GIVEN INFORMATION —
========================================

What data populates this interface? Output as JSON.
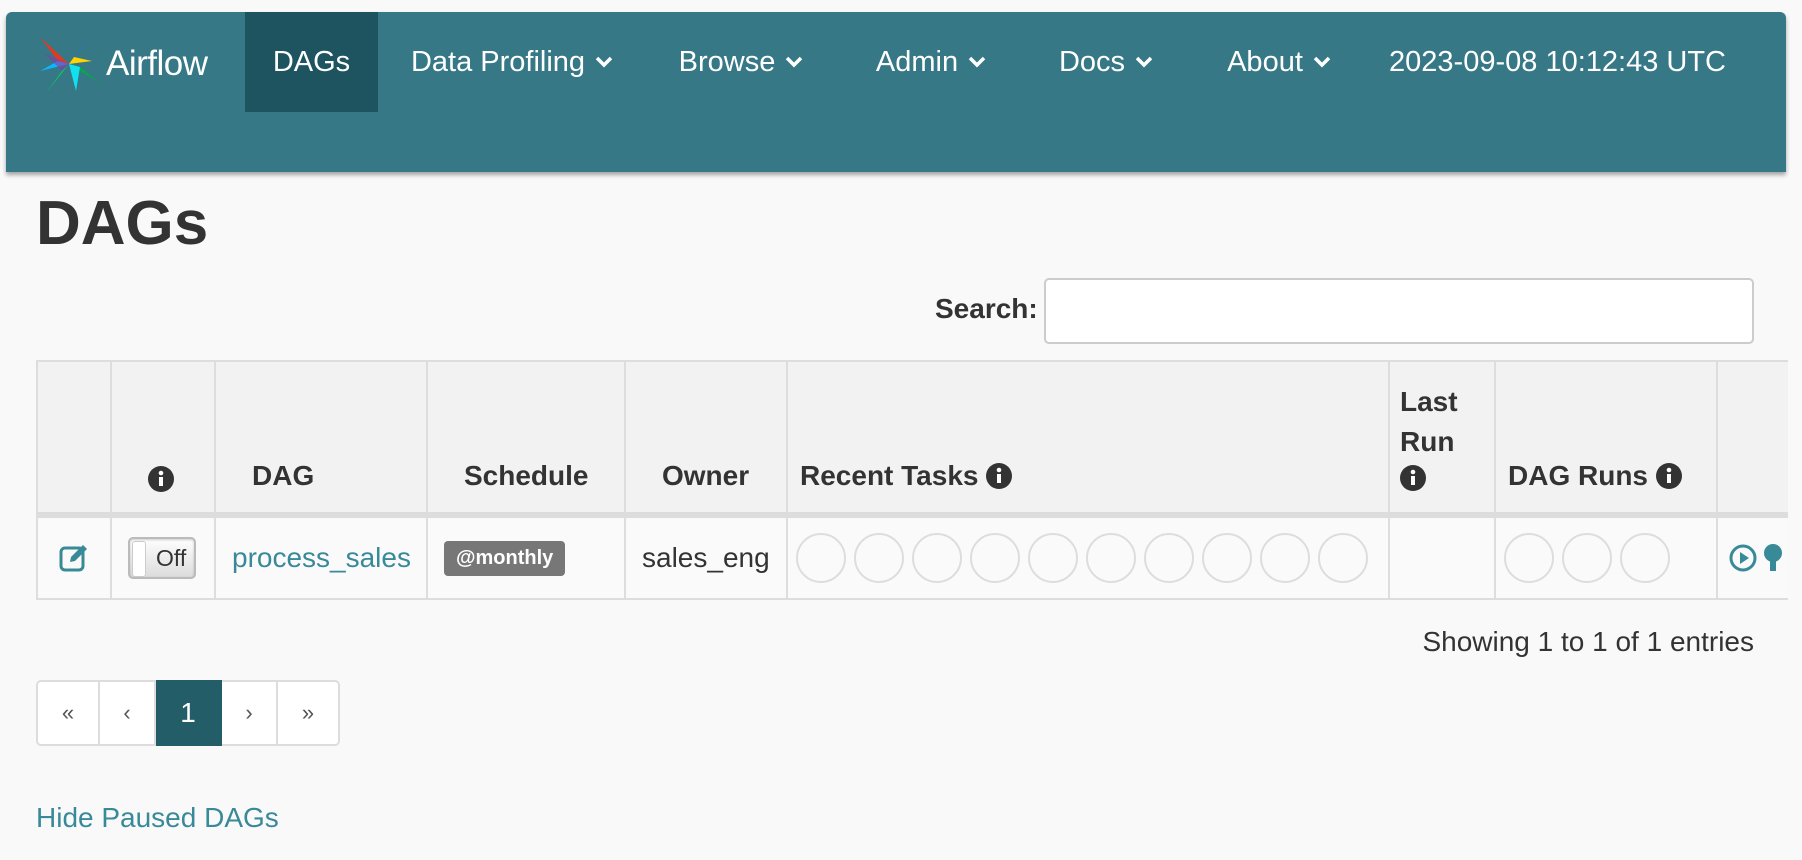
{
  "navbar": {
    "brand": "Airflow",
    "items": [
      {
        "label": "DAGs",
        "active": true
      },
      {
        "label": "Data Profiling",
        "dropdown": true
      },
      {
        "label": "Browse",
        "dropdown": true
      },
      {
        "label": "Admin",
        "dropdown": true
      },
      {
        "label": "Docs",
        "dropdown": true
      },
      {
        "label": "About",
        "dropdown": true
      }
    ],
    "clock": "2023-09-08 10:12:43 UTC",
    "bg_color": "#367886",
    "active_color": "#1e5360"
  },
  "page": {
    "title": "DAGs"
  },
  "search": {
    "label": "Search:",
    "value": "",
    "placeholder": ""
  },
  "table": {
    "headers": {
      "dag": "DAG",
      "schedule": "Schedule",
      "owner": "Owner",
      "recent_tasks": "Recent Tasks",
      "last_run_1": "Last",
      "last_run_2": "Run",
      "dag_runs": "DAG Runs"
    },
    "rows": [
      {
        "toggle": "Off",
        "dag": "process_sales",
        "schedule": "@monthly",
        "owner": "sales_eng",
        "recent_task_slots": 10,
        "dag_run_slots": 3,
        "last_run": ""
      }
    ]
  },
  "showing": "Showing 1 to 1 of 1 entries",
  "pagination": {
    "first": "«",
    "prev": "‹",
    "current": "1",
    "next": "›",
    "last": "»"
  },
  "hide_paused": "Hide Paused DAGs",
  "icons": {
    "edit": "edit-icon",
    "info": "info-icon",
    "trigger": "play-circle-icon",
    "tree": "tree-icon",
    "logo": "pinwheel-logo"
  }
}
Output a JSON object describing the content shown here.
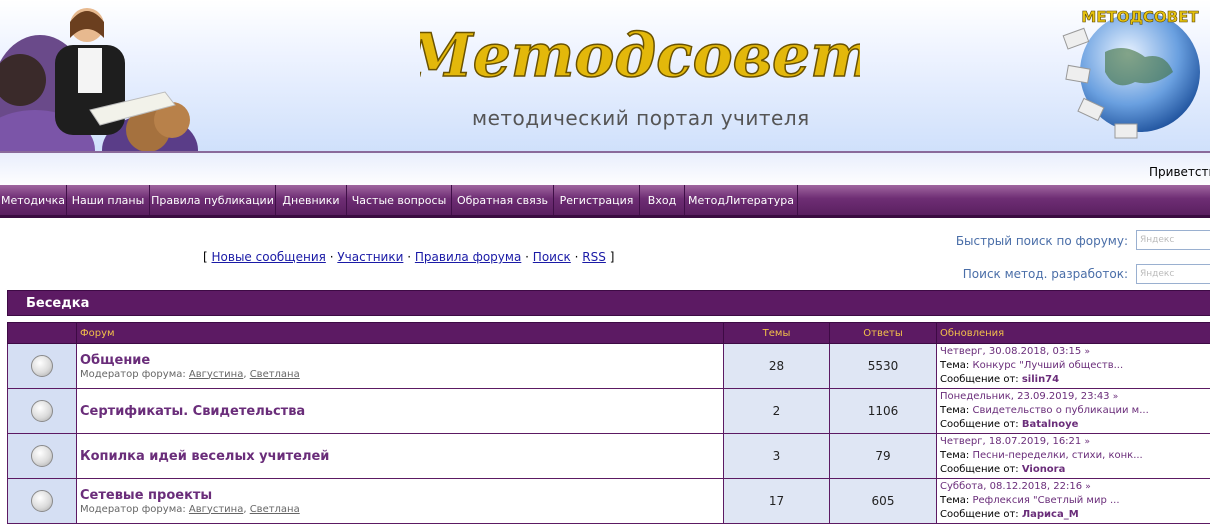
{
  "header": {
    "logo_text": "Методсовет",
    "subtitle": "методический портал учителя",
    "globe_logo_text": "МЕТОДСОВЕТ",
    "welcome": "Приветств"
  },
  "menu": [
    {
      "label": "Методичка"
    },
    {
      "label": "Наши планы"
    },
    {
      "label": "Правила публикации"
    },
    {
      "label": "Дневники"
    },
    {
      "label": "Частые вопросы"
    },
    {
      "label": "Обратная связь"
    },
    {
      "label": "Регистрация"
    },
    {
      "label": "Вход"
    },
    {
      "label": "МетодЛитература"
    }
  ],
  "forum_links": {
    "open": "[",
    "close": "]",
    "sep": "·",
    "new_posts": "Новые сообщения",
    "members": "Участники",
    "rules": "Правила форума",
    "search": "Поиск",
    "rss": "RSS"
  },
  "search": {
    "forum_label": "Быстрый поиск по форуму:",
    "forum_placeholder": "Яндекс",
    "method_label": "Поиск метод. разработок:",
    "method_placeholder": "Яндекс"
  },
  "category": {
    "title": "Беседка"
  },
  "table_headers": {
    "forum": "Форум",
    "topics": "Темы",
    "posts": "Ответы",
    "updates": "Обновления"
  },
  "forums": [
    {
      "name": "Общение",
      "moderator_label": "Модератор форума:",
      "moderators": [
        "Августина",
        "Светлана"
      ],
      "moderator_sep": ", ",
      "topics": "28",
      "posts": "5530",
      "last_date": "Четверг, 30.08.2018, 03:15",
      "topic_label": "Тема:",
      "last_topic": "Конкурс \"Лучший обществ...",
      "by_label": "Сообщение от:",
      "last_author": "silin74"
    },
    {
      "name": "Сертификаты. Свидетельства",
      "topics": "2",
      "posts": "1106",
      "last_date": "Понедельник, 23.09.2019, 23:43",
      "topic_label": "Тема:",
      "last_topic": "Свидетельство о публикации м...",
      "by_label": "Сообщение от:",
      "last_author": "Batalnoye"
    },
    {
      "name": "Копилка идей веселых учителей",
      "topics": "3",
      "posts": "79",
      "last_date": "Четверг, 18.07.2019, 16:21",
      "topic_label": "Тема:",
      "last_topic": "Песни-переделки, стихи, конк...",
      "by_label": "Сообщение от:",
      "last_author": "Vionora"
    },
    {
      "name": "Сетевые проекты",
      "moderator_label": "Модератор форума:",
      "moderators": [
        "Августина",
        "Светлана"
      ],
      "moderator_sep": ", ",
      "topics": "17",
      "posts": "605",
      "last_date": "Суббота, 08.12.2018, 22:16",
      "topic_label": "Тема:",
      "last_topic": "Рефлексия \"Светлый мир ...",
      "by_label": "Сообщение от:",
      "last_author": "Лариса_М"
    }
  ],
  "icons": {
    "status": "forum-status-icon",
    "arrow": "go-to-last-post-icon"
  },
  "colors": {
    "menu": "#6e2e74",
    "header_row": "#5c1a63",
    "header_text": "#f3c14a",
    "link": "#6a2d7a"
  }
}
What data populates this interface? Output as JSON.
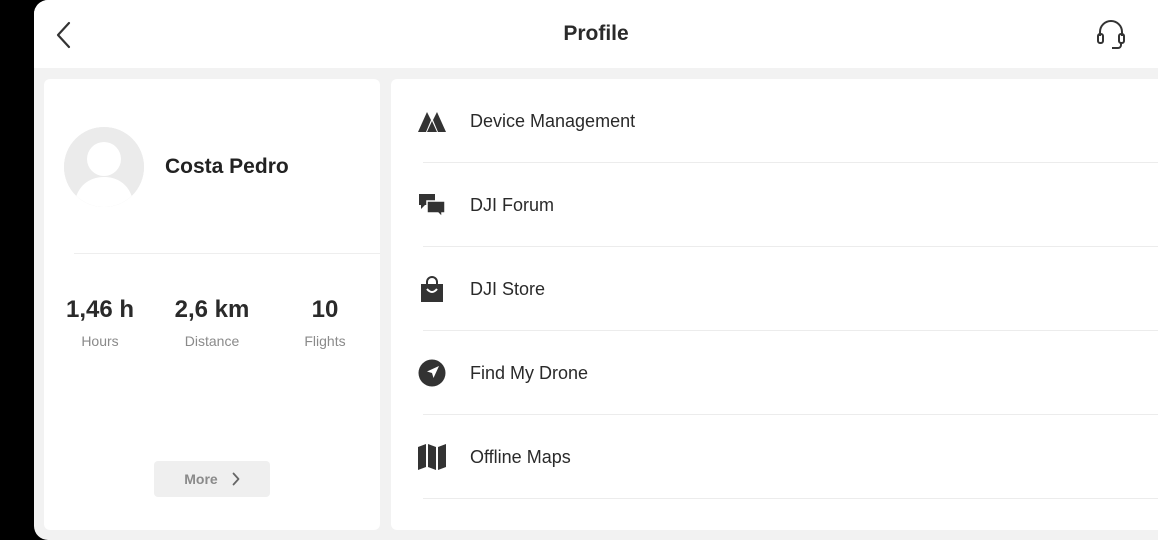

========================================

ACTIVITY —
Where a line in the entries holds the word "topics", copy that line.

RESULT OF THE TASK —
    "topics": "Темы",
      "topics": "28",
      "topics": "2",
      "topics": "3",
      "topics": "17",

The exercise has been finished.